And the announcers shouted:
“Imagine what’s going through their minds now!”
“Let’s do this! Let’s finish the story!”
“We are applauding you!”
“At long, long last!”
“What we are seeing right now is that dreams do come true!”
“She’s Britain’s sweetheart, for sure.”
When Grainger and Watkins crossed the line first — the gold medal, at last — there was immediately an interview with Grainger’s parents (they were happy). Then Grainger came to the announcers’ booth, where she and Sir Steve embraced for 20 seconds — each holding on, Redgrave would say, so they would not just break down crying.
Then she walked over to the other announcer, John Inverdale, and he addressed her as “Olympic champion.” Grainger pretended to look around and she shouted, “Where? Where?” She then said that the gold was the people’s medal — it belonged to everyone in England. “They’ve all been a part of this,” she said.
“No,” Redgrave said. “Everyone will share this with you. But the medal is yours. And it is deserved.”
Then she went to the other media members. “I’m a bride at last,” she said, and they all laughed happily.

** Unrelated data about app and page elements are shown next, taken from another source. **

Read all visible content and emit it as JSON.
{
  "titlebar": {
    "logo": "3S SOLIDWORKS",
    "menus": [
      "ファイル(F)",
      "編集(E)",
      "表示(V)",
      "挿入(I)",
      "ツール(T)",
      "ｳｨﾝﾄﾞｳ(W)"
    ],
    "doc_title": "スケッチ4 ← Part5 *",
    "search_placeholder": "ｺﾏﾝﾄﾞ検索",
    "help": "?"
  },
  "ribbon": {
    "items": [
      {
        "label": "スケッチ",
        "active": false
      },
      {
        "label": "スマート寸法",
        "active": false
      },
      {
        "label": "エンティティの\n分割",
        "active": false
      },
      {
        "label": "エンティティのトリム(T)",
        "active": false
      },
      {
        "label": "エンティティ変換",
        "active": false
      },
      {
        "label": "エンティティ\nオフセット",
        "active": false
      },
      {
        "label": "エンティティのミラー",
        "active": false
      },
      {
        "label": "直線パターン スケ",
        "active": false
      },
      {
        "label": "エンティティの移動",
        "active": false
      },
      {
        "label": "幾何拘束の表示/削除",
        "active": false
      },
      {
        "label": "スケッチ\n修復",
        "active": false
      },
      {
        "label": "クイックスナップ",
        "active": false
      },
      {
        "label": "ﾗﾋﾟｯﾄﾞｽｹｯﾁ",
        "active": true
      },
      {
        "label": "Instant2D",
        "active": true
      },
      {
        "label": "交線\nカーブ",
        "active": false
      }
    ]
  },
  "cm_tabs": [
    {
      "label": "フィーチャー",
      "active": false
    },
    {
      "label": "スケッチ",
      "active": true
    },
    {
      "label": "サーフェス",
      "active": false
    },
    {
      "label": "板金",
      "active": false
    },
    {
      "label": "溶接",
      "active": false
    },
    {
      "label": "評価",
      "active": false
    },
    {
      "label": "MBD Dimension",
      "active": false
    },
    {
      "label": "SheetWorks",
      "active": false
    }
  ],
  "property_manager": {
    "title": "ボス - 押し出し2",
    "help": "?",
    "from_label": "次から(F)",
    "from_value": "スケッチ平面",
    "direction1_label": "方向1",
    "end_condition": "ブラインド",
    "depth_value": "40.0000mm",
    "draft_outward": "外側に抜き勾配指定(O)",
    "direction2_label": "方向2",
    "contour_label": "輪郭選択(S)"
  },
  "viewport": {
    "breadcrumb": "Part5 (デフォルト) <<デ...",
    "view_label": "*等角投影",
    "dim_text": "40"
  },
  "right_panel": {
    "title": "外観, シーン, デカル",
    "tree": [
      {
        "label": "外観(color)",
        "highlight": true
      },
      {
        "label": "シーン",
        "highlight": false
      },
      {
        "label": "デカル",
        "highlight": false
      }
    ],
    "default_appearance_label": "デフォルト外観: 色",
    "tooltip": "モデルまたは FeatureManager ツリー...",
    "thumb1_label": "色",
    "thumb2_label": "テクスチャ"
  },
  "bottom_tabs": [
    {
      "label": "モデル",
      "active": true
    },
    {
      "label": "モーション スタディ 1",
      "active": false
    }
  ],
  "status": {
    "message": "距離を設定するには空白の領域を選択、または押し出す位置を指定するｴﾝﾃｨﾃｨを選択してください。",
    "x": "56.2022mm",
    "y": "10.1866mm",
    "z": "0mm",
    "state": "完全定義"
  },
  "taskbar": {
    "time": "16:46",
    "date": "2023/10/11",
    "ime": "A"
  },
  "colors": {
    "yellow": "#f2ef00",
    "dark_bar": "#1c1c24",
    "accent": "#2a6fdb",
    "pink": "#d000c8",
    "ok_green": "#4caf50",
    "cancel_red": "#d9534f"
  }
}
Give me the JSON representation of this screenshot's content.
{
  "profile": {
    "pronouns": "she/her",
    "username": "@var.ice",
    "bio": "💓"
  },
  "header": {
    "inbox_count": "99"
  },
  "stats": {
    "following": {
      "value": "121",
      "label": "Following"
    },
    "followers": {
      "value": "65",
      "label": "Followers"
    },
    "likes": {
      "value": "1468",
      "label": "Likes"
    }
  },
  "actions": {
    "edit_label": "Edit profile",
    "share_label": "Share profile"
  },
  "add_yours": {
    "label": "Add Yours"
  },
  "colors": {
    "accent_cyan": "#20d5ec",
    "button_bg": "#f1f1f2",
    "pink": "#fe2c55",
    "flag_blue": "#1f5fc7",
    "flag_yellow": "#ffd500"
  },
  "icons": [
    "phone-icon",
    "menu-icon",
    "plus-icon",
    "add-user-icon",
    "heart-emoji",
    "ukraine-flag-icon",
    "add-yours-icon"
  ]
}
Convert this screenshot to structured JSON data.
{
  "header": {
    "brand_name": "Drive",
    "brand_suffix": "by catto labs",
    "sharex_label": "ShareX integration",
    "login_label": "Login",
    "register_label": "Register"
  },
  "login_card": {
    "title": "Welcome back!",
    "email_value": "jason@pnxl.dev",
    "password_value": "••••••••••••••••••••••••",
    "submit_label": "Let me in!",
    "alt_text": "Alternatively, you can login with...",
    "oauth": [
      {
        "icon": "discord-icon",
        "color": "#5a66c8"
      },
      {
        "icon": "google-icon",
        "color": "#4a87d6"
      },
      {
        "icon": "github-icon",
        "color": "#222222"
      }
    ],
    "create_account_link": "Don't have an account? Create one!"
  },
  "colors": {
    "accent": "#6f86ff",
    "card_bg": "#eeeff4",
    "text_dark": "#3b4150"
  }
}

On my way to other venues on Friday, I heard people all over talking about how wonderful it was that Katherine Grainger won her gold medal. They talked about the grace with which she won. They talked about what a role model she is. At night, the BBC did a special feature on Grainger’s gold, complete with flowing music, and then another interview filled with tears. The Saturday papers will be filled with Katherine Grainger.
And back in the U.S.? Well, I doubt it will be in your local paper. I suspect it won’t get much time on television. We are watching our own Olympics.